[Problem requirements] Print each entry exactly, all the way through.

┌─ Materials provided

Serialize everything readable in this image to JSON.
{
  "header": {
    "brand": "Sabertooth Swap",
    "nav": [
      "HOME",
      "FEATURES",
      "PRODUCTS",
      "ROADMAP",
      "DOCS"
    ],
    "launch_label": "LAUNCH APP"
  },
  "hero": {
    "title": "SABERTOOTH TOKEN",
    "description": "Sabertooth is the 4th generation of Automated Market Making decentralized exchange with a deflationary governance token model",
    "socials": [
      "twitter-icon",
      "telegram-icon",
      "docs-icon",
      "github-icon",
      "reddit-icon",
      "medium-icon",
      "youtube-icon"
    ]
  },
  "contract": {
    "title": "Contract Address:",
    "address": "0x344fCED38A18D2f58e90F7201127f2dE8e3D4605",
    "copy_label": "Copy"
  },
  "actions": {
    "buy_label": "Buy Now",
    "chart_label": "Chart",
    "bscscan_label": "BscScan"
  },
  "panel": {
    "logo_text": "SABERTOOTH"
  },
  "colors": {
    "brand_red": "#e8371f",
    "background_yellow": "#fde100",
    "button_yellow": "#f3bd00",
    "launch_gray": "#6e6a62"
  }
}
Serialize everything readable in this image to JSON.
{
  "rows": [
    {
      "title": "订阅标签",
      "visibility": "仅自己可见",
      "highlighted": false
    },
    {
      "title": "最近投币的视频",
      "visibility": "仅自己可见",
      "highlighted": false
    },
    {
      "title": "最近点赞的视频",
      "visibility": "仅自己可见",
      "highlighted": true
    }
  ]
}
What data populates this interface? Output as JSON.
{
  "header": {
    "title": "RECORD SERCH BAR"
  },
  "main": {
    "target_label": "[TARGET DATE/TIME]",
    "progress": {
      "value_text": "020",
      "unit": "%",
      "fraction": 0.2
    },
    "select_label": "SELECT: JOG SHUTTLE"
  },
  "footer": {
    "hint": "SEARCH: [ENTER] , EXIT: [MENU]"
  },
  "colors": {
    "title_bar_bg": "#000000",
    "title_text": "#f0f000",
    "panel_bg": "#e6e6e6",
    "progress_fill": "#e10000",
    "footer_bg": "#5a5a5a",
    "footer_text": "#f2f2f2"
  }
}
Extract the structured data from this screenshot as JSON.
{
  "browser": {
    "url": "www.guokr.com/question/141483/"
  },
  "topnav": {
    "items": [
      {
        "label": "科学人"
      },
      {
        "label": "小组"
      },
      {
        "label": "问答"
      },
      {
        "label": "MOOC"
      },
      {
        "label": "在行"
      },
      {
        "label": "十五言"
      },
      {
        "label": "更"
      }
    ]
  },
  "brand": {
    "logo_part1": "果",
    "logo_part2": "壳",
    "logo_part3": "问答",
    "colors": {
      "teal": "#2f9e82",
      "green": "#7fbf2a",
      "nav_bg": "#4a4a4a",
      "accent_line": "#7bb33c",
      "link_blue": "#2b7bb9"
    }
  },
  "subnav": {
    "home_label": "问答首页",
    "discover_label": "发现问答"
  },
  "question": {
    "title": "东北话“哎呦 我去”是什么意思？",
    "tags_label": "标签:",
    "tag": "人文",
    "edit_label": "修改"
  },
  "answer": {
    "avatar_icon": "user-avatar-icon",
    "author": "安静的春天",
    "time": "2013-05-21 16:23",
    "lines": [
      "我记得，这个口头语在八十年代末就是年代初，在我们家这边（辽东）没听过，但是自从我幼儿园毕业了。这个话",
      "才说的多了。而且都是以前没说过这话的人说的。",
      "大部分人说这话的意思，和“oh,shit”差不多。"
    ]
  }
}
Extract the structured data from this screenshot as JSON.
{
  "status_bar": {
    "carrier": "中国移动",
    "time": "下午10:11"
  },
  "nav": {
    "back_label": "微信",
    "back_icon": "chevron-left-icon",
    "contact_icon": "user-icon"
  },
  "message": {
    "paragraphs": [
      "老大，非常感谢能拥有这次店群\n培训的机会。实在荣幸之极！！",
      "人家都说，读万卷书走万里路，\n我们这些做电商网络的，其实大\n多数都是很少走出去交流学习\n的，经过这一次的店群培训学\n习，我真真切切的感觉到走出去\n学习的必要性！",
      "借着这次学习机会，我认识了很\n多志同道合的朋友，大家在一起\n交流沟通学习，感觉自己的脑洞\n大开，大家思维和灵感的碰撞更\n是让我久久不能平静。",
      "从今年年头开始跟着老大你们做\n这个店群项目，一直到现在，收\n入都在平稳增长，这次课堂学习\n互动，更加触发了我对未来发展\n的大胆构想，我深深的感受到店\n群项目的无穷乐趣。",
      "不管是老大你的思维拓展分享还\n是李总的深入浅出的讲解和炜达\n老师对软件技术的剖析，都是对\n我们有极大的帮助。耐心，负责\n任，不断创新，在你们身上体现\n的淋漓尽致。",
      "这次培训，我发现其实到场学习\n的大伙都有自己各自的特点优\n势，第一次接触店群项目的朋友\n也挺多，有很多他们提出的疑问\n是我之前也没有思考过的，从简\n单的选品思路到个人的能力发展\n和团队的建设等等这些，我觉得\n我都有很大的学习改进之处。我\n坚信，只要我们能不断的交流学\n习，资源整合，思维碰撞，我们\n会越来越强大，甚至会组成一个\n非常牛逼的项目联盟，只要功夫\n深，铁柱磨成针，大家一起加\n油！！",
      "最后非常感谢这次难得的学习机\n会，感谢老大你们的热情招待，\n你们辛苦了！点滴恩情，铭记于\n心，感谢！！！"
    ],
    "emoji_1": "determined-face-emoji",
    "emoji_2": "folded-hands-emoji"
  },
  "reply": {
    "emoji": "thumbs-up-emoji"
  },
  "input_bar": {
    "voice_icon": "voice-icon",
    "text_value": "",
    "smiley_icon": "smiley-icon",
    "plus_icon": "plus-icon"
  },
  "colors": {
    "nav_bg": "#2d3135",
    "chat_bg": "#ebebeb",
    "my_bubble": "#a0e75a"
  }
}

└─

[Reply]
Serialize everything readable in this image to JSON.
{
  "header": {
    "brand": "Sabertooth Swap",
    "nav": [
      "HOME",
      "FEATURES",
      "PRODUCTS",
      "ROADMAP",
      "DOCS"
    ],
    "launch_label": "LAUNCH APP"
  },
  "hero": {
    "title": "SABERTOOTH TOKEN",
    "description": "Sabertooth is the 4th generation of Automated Market Making decentralized exchange with a deflationary governance token model",
    "socials": [
      "twitter-icon",
      "telegram-icon",
      "docs-icon",
      "github-icon",
      "reddit-icon",
      "medium-icon",
      "youtube-icon"
    ]
  },
  "contract": {
    "title": "Contract Address:",
    "address": "0x344fCED38A18D2f58e90F7201127f2dE8e3D4605",
    "copy_label": "Copy"
  },
  "actions": {
    "buy_label": "Buy Now",
    "chart_label": "Chart",
    "bscscan_label": "BscScan"
  },
  "panel": {
    "logo_text": "SABERTOOTH"
  },
  "colors": {
    "brand_red": "#e8371f",
    "background_yellow": "#fde100",
    "button_yellow": "#f3bd00",
    "launch_gray": "#6e6a62"
  }
}
Serialize everything readable in this image to JSON.
{
  "rows": [
    {
      "title": "订阅标签",
      "visibility": "仅自己可见",
      "highlighted": false
    },
    {
      "title": "最近投币的视频",
      "visibility": "仅自己可见",
      "highlighted": false
    },
    {
      "title": "最近点赞的视频",
      "visibility": "仅自己可见",
      "highlighted": true
    }
  ]
}
What data populates this interface? Output as JSON.
{
  "header": {
    "title": "RECORD SERCH BAR"
  },
  "main": {
    "target_label": "[TARGET DATE/TIME]",
    "progress": {
      "value_text": "020",
      "unit": "%",
      "fraction": 0.2
    },
    "select_label": "SELECT: JOG SHUTTLE"
  },
  "footer": {
    "hint": "SEARCH: [ENTER] , EXIT: [MENU]"
  },
  "colors": {
    "title_bar_bg": "#000000",
    "title_text": "#f0f000",
    "panel_bg": "#e6e6e6",
    "progress_fill": "#e10000",
    "footer_bg": "#5a5a5a",
    "footer_text": "#f2f2f2"
  }
}
Extract the structured data from this screenshot as JSON.
{
  "browser": {
    "url": "www.guokr.com/question/141483/"
  },
  "topnav": {
    "items": [
      {
        "label": "科学人"
      },
      {
        "label": "小组"
      },
      {
        "label": "问答"
      },
      {
        "label": "MOOC"
      },
      {
        "label": "在行"
      },
      {
        "label": "十五言"
      },
      {
        "label": "更"
      }
    ]
  },
  "brand": {
    "logo_part1": "果",
    "logo_part2": "壳",
    "logo_part3": "问答",
    "colors": {
      "teal": "#2f9e82",
      "green": "#7fbf2a",
      "nav_bg": "#4a4a4a",
      "accent_line": "#7bb33c",
      "link_blue": "#2b7bb9"
    }
  },
  "subnav": {
    "home_label": "问答首页",
    "discover_label": "发现问答"
  },
  "question": {
    "title": "东北话“哎呦 我去”是什么意思？",
    "tags_label": "标签:",
    "tag": "人文",
    "edit_label": "修改"
  },
  "answer": {
    "avatar_icon": "user-avatar-icon",
    "author": "安静的春天",
    "time": "2013-05-21 16:23",
    "lines": [
      "我记得，这个口头语在八十年代末就是年代初，在我们家这边（辽东）没听过，但是自从我幼儿园毕业了。这个话",
      "才说的多了。而且都是以前没说过这话的人说的。",
      "大部分人说这话的意思，和“oh,shit”差不多。"
    ]
  }
}
Extract the structured data from this screenshot as JSON.
{
  "status_bar": {
    "carrier": "中国移动",
    "time": "下午10:11"
  },
  "nav": {
    "back_label": "微信",
    "back_icon": "chevron-left-icon",
    "contact_icon": "user-icon"
  },
  "message": {
    "paragraphs": [
      "老大，非常感谢能拥有这次店群\n培训的机会。实在荣幸之极！！",
      "人家都说，读万卷书走万里路，\n我们这些做电商网络的，其实大\n多数都是很少走出去交流学习\n的，经过这一次的店群培训学\n习，我真真切切的感觉到走出去\n学习的必要性！",
      "借着这次学习机会，我认识了很\n多志同道合的朋友，大家在一起\n交流沟通学习，感觉自己的脑洞\n大开，大家思维和灵感的碰撞更\n是让我久久不能平静。",
      "从今年年头开始跟着老大你们做\n这个店群项目，一直到现在，收\n入都在平稳增长，这次课堂学习\n互动，更加触发了我对未来发展\n的大胆构想，我深深的感受到店\n群项目的无穷乐趣。",
      "不管是老大你的思维拓展分享还\n是李总的深入浅出的讲解和炜达\n老师对软件技术的剖析，都是对\n我们有极大的帮助。耐心，负责\n任，不断创新，在你们身上体现\n的淋漓尽致。",
      "这次培训，我发现其实到场学习\n的大伙都有自己各自的特点优\n势，第一次接触店群项目的朋友\n也挺多，有很多他们提出的疑问\n是我之前也没有思考过的，从简\n单的选品思路到个人的能力发展\n和团队的建设等等这些，我觉得\n我都有很大的学习改进之处。我\n坚信，只要我们能不断的交流学\n习，资源整合，思维碰撞，我们\n会越来越强大，甚至会组成一个\n非常牛逼的项目联盟，只要功夫\n深，铁柱磨成针，大家一起加\n油！！",
      "最后非常感谢这次难得的学习机\n会，感谢老大你们的热情招待，\n你们辛苦了！点滴恩情，铭记于\n心，感谢！！！"
    ],
    "emoji_1": "determined-face-emoji",
    "emoji_2": "folded-hands-emoji"
  },
  "reply": {
    "emoji": "thumbs-up-emoji"
  },
  "input_bar": {
    "voice_icon": "voice-icon",
    "text_value": "",
    "smiley_icon": "smiley-icon",
    "plus_icon": "plus-icon"
  },
  "colors": {
    "nav_bg": "#2d3135",
    "chat_bg": "#ebebeb",
    "my_bubble": "#a0e75a"
  }
}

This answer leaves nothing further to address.